Where does the word "nəns" appear in the data? Copy every line that holds it.

[Stored records]
"""
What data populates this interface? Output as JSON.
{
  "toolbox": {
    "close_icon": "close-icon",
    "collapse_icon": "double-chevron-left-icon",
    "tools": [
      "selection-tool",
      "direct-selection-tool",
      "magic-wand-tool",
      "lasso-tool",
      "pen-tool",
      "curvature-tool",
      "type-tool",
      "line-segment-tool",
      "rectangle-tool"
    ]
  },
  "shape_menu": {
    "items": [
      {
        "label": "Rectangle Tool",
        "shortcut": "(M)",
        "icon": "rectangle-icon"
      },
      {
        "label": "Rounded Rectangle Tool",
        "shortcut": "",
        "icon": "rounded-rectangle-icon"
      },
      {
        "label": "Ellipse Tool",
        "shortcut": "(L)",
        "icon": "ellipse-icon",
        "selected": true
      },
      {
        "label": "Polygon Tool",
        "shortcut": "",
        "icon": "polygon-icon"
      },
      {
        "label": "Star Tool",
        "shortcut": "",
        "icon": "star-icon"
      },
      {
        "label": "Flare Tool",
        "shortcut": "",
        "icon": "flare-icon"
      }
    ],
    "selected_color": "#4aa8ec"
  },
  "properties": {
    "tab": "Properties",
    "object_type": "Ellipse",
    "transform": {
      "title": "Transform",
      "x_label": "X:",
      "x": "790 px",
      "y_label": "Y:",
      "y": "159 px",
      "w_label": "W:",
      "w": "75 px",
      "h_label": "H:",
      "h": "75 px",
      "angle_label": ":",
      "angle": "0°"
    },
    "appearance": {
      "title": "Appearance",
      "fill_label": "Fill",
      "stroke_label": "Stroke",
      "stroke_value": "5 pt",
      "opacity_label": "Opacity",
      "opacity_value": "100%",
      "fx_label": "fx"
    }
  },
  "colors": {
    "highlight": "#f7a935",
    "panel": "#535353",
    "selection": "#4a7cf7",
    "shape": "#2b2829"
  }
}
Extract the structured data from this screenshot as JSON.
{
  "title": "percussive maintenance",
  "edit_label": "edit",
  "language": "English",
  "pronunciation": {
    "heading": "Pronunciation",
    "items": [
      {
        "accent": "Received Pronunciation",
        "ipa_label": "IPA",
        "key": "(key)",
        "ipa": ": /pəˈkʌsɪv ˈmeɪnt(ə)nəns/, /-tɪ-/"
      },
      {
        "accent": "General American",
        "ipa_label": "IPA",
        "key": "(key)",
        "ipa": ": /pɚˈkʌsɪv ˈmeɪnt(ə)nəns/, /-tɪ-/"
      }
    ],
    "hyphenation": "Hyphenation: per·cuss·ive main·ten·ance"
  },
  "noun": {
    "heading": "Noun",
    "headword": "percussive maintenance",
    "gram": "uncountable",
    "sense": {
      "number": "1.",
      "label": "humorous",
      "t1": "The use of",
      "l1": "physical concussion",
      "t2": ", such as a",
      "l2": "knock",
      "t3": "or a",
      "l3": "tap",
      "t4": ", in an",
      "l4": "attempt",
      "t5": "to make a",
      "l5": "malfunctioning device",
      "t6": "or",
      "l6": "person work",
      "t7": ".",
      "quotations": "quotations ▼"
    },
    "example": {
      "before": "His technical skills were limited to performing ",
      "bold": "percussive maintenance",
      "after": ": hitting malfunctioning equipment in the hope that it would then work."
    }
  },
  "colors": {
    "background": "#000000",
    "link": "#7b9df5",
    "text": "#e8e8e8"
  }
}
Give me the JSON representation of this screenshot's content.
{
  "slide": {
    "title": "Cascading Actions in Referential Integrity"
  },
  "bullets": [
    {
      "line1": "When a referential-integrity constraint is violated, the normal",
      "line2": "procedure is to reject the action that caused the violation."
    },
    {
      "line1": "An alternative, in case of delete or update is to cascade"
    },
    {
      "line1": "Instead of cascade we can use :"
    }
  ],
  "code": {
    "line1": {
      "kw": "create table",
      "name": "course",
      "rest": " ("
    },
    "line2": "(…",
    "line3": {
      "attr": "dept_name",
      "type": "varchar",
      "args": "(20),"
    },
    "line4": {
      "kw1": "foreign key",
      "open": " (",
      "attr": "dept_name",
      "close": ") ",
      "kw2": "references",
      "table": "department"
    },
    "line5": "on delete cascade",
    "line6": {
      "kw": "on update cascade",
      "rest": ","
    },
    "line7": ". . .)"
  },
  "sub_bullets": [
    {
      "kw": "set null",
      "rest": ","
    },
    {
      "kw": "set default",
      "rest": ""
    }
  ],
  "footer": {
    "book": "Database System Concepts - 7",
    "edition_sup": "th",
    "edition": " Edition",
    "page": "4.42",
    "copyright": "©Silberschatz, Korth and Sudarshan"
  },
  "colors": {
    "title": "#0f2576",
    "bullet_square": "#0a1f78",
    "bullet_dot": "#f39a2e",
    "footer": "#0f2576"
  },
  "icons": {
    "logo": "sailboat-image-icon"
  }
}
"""
• [Problem solution]
        "ipa": ": /pəˈkʌsɪv ˈmeɪnt(ə)nəns/, /-tɪ-/"
        "ipa": ": /pɚˈkʌsɪv ˈmeɪnt(ə)nəns/, /-tɪ-/"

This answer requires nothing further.